START Dataset entries

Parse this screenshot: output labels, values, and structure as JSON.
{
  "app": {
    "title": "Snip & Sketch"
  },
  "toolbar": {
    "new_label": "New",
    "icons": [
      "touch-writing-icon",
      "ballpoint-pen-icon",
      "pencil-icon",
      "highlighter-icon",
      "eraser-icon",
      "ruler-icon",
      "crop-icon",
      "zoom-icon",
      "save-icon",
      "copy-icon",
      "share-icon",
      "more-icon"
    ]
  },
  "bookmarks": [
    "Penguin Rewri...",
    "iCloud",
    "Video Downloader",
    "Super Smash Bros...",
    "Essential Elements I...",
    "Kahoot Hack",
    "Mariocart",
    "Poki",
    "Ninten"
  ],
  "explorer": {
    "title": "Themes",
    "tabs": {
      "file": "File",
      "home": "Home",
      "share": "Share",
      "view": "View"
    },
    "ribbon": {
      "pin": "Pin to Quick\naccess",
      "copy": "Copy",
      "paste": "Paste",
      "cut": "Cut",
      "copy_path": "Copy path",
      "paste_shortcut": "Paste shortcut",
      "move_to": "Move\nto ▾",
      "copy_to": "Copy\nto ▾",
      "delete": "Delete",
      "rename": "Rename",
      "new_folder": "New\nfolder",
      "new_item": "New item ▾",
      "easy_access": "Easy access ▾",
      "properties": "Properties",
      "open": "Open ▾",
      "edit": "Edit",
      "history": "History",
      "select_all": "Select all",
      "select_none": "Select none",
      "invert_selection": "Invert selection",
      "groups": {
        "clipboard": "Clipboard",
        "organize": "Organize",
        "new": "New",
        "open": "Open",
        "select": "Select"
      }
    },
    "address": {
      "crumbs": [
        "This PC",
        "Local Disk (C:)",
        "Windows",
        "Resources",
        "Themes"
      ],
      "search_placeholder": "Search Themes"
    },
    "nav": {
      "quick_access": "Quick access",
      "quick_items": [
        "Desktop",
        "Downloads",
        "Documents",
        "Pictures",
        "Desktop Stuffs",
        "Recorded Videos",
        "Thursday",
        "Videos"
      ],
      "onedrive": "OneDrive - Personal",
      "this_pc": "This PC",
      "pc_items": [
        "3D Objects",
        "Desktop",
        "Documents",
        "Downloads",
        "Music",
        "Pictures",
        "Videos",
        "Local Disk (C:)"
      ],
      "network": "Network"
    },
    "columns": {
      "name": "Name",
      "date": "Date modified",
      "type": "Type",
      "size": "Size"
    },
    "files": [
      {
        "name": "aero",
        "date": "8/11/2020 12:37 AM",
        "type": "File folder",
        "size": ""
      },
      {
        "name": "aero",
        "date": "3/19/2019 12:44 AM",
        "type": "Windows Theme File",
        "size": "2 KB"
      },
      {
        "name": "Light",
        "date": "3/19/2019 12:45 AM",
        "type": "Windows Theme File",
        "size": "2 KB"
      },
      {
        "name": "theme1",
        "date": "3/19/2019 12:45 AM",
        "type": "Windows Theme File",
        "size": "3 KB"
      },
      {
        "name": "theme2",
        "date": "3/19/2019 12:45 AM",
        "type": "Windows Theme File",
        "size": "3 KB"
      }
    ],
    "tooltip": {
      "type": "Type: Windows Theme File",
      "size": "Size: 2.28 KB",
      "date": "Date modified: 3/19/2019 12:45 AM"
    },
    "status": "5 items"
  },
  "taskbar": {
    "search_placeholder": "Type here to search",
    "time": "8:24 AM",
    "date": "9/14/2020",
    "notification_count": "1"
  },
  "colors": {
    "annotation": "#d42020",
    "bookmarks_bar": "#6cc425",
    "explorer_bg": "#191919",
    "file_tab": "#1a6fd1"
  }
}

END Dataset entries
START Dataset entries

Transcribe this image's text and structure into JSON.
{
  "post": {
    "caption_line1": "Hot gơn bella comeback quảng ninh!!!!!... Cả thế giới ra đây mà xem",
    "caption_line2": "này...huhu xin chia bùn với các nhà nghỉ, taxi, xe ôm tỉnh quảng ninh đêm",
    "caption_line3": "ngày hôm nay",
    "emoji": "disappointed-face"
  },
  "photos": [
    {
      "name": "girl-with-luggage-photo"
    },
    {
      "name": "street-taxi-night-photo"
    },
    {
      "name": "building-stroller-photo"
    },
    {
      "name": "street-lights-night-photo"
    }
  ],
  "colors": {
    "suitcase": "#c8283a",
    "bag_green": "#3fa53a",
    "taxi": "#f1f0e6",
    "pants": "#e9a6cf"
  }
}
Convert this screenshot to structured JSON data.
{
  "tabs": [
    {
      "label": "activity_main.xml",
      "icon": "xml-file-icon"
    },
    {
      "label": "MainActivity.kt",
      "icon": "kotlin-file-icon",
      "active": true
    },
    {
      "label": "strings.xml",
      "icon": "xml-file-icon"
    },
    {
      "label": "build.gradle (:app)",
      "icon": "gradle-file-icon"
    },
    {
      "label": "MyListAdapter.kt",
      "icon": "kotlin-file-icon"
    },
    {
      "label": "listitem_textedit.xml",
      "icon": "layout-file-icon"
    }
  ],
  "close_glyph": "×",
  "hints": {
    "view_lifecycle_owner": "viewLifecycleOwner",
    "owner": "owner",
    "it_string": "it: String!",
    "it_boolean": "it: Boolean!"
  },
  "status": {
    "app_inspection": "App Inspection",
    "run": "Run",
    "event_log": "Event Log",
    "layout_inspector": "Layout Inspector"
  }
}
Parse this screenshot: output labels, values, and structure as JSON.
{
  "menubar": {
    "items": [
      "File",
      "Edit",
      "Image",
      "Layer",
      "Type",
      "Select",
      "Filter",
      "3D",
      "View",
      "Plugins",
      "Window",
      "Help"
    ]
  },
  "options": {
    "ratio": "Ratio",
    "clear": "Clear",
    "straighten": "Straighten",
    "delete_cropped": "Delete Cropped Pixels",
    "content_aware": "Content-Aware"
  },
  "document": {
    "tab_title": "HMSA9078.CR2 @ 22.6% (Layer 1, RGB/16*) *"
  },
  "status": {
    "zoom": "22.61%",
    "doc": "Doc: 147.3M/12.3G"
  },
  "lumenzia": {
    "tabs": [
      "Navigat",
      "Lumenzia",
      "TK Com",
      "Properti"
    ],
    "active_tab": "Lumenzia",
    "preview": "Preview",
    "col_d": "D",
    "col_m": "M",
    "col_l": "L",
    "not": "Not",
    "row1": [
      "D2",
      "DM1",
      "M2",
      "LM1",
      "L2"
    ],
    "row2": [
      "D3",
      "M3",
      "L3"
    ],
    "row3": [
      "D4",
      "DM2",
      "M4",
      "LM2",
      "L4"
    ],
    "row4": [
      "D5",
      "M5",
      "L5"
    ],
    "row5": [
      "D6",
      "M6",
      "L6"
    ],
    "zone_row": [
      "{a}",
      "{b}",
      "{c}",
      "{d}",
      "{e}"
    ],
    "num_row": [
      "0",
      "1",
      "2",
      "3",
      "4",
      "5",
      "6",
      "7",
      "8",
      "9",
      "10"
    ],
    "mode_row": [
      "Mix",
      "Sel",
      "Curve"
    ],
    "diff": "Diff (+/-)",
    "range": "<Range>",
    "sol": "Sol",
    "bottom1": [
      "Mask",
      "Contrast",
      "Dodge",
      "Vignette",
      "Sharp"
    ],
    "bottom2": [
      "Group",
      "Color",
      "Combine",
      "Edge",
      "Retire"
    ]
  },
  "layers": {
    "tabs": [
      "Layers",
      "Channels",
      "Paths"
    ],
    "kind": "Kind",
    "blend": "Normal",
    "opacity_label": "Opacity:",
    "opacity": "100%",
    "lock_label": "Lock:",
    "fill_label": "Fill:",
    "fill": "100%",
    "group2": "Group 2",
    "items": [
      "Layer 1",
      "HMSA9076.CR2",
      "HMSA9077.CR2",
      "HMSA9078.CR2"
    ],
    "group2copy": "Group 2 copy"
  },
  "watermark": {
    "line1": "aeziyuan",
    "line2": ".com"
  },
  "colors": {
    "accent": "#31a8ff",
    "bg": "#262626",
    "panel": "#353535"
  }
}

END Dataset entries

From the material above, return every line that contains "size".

      "size": "Size"
        "size": ""
        "size": "2 KB"
        "size": "2 KB"
        "size": "3 KB"
        "size": "3 KB"
      "size": "Size: 2.28 KB",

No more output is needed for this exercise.